In 2014’s ‘Salvation’ Joss Carter explores religious fanaticism, though he doesn’t seem to be taking cues from the obvious contemporaneous hype surrounding Islamic extremism, instead A Clodhopper found the piece mirrored Antonin Artaud’s ‘The Monk’, the French gothic novel  based on ‘The Monk’ by Matthew Lewis. In it a senior clergyman is slowly seduced by the devil posing as a women, and ends with the protagonists entrails being picked out of his stomach on a rock. Pretty dark hey, well you could be forgiven for thinking “so is Joss Carter” as he focuses on human suffering centred on spiritual ideology in ‘Salvation’ using an untypical blend of dance and performance.

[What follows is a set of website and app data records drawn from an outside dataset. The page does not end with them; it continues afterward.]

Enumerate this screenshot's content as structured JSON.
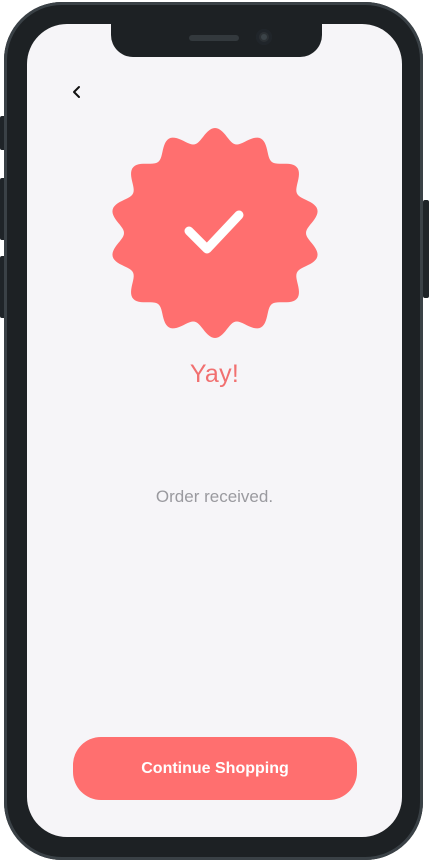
{
  "header": {
    "back_icon": "chevron-left-icon"
  },
  "badge": {
    "shape": "scalloped-seal",
    "icon": "checkmark-icon",
    "color": "#ff6f6f"
  },
  "message": {
    "title": "Yay!",
    "subtitle": "Order received."
  },
  "actions": {
    "continue_label": "Continue Shopping"
  },
  "theme": {
    "accent": "#ff6f6f",
    "background": "#f6f5f8",
    "frame": "#1d2124"
  }
}
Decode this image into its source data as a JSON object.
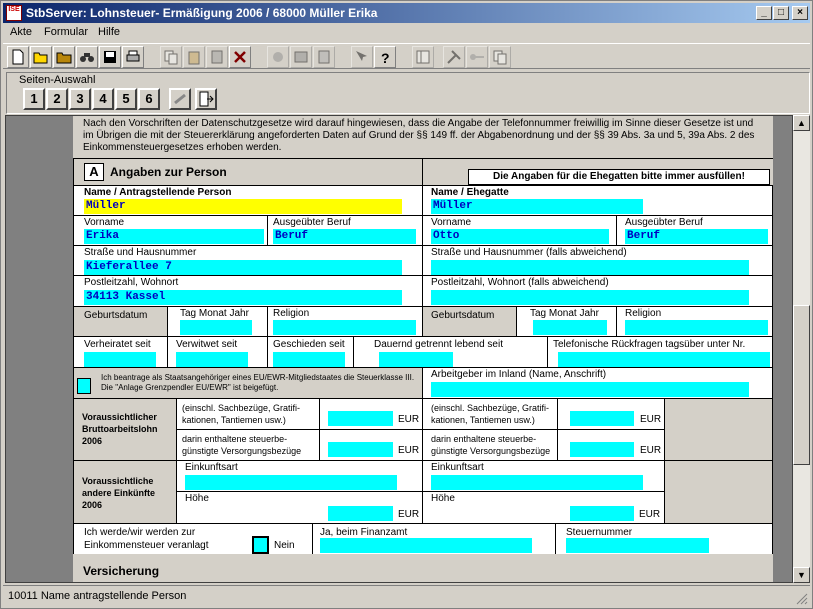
{
  "window": {
    "title": "StbServer: Lohnsteuer- Ermäßigung 2006 / 68000 Müller Erika",
    "app_icon_text": "ISE",
    "min": "_",
    "max": "□",
    "close": "×"
  },
  "menu": [
    "Akte",
    "Formular",
    "Hilfe"
  ],
  "toolbar_icons": [
    "new-icon",
    "open-icon",
    "folder-icon",
    "binoculars-icon",
    "save-icon",
    "print-icon",
    "copy-icon",
    "paste-icon",
    "calculator-icon",
    "delete-icon",
    "stamp-icon",
    "book-icon",
    "notes-icon",
    "help-context-icon",
    "help-icon",
    "window-icon",
    "tools-icon",
    "key-icon",
    "pages-icon"
  ],
  "page_select": {
    "label": "Seiten-Auswahl",
    "pages": [
      "1",
      "2",
      "3",
      "4",
      "5",
      "6"
    ]
  },
  "form": {
    "notice": "Nach den Vorschriften der Datenschutzgesetze wird darauf hingewiesen, dass die Angabe der Telefonnummer freiwillig im Sinne dieser Gesetze ist und im Übrigen die mit der Steuererklärung angeforderten Daten auf Grund der §§ 149 ff. der Abgabenordnung und der §§ 39 Abs. 3a und 5, 39a Abs. 2 des Einkommensteuergesetzes erhoben werden.",
    "section_letter": "A",
    "section_title": "Angaben zur Person",
    "spouse_hint": "Die Angaben für die Ehegatten bitte immer ausfüllen!",
    "l_name": "Name / Antragstellende Person",
    "v_name": "Müller",
    "r_name": "Name / Ehegatte",
    "v_rname": "Müller",
    "l_vorname": "Vorname",
    "v_vorname": "Erika",
    "v_rvorname": "Otto",
    "l_beruf": "Ausgeübter Beruf",
    "v_beruf": "Beruf",
    "v_rberuf": "Beruf",
    "l_strasse": "Straße und Hausnummer",
    "v_strasse": "Kieferallee 7",
    "r_strasse": "Straße und Hausnummer (falls abweichend)",
    "l_plz": "Postleitzahl, Wohnort",
    "v_plz": "34113 Kassel",
    "r_plz": "Postleitzahl, Wohnort (falls abweichend)",
    "l_geb": "Geburtsdatum",
    "l_tmj": "Tag Monat Jahr",
    "l_religion": "Religion",
    "l_verh": "Verheiratet seit",
    "l_verw": "Verwitwet seit",
    "l_gesch": "Geschieden seit",
    "l_dauernd": "Dauernd getrennt lebend seit",
    "l_tel": "Telefonische Rückfragen tagsüber unter Nr.",
    "eu_text": "Ich beantrage als Staatsangehöriger eines EU/EWR-Mitgliedstaates die Steuerklasse III. Die \"Anlage Grenzpendler EU/EWR\" ist beigefügt.",
    "l_arbeitgeber": "Arbeitgeber im Inland (Name, Anschrift)",
    "l_brutto": "Voraussichtlicher Bruttoarbeitslohn 2006",
    "l_sach1": "(einschl. Sachbezüge, Gratifi-",
    "l_sach2": "kationen, Tantiemen usw.)",
    "l_vers1": "darin enthaltene steuerbe-",
    "l_vers2": "günstigte Versorgungsbezüge",
    "eur": "EUR",
    "l_andere": "Voraussichtliche andere Einkünfte 2006",
    "l_einkunft": "Einkunftsart",
    "l_hoehe": "Höhe",
    "l_veranl1": "Ich werde/wir werden zur",
    "l_veranl2": "Einkommensteuer veranlagt",
    "l_nein": "Nein",
    "l_ja": "Ja, beim Finanzamt",
    "l_steuernr": "Steuernummer",
    "l_versicherung": "Versicherung"
  },
  "status": "10011 Name antragstellende Person"
}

The darkness seems to be a theme that runs through his work coupled with a knack for visually striking pieces that explore the disturbing and the ugly. Though Joss says there is a brightness to his work “The darker themes come from a more humanitarian perspective - more an abstract of human existence and the things that happen in the world and the things that have happened in the history. But there is a lightness to it, the performance is an opportunity to express and that gives me a freedom and a lightness performing them. It is easy as an artist to focus on  an absurd, provocative or grotesque theme because people feed off provocation. I am here to provoke and challenge, but there is a huge awareness, to make the audience aware of things that have happened in the world and in history.”


As a straight man there’s always a social prejudice or some kind of barrier of being a very open, society has a large role to play. But as a straight man there’s always a curiosity of exploration. And within Misery Flesh I can express myself...
— Joss Carter

Despite the reassurance the darkness is omnipresent in his work, especially with improvised solo performance piece ‘Misery Flesh’ (2015). In it, wearing nothing but a skinned pig head Joss pulls sharp focus on the the male of the species “I made the pig face because I do taxidermy, with misery flesh I wanted to show the grotesque nature of men. The glorification and the grotesqueness of the male species or the bastardisation of the man. Whether that be body dysmorphia, a clinical depression, the idea of being uncomfortable in their body so from an aesthetic point of view they have to change themselves because at the end of the day they feel disgusted with their body, their image how they look or how they feel. It has a lot to do with shame. And when I perform it, because I put this mark, as a form of art, gives me a second skin, a mask so I can kind of put one side of me away and bring out this other beast.” Another element to Joss Carter is his sexuality; an energy perceptible in his performance, when you meet him in person and a theme explored explicitly in ‘Misery Flesh’ “As a straight man there’s always a social prejudice or some kind of barrier of being a very open, society has a large role to play. But as a straight man there’s always a curiosity of exploration. And within Misery Flesh I can express myself, the piece allows me to really challenge myself and push myself with my sexuality and an audience. It’s an outlet.” Taking a cue from three of his works, a potent mix of the Ravenous, the Salvation and the Misery sum up Joss Carter perfectly.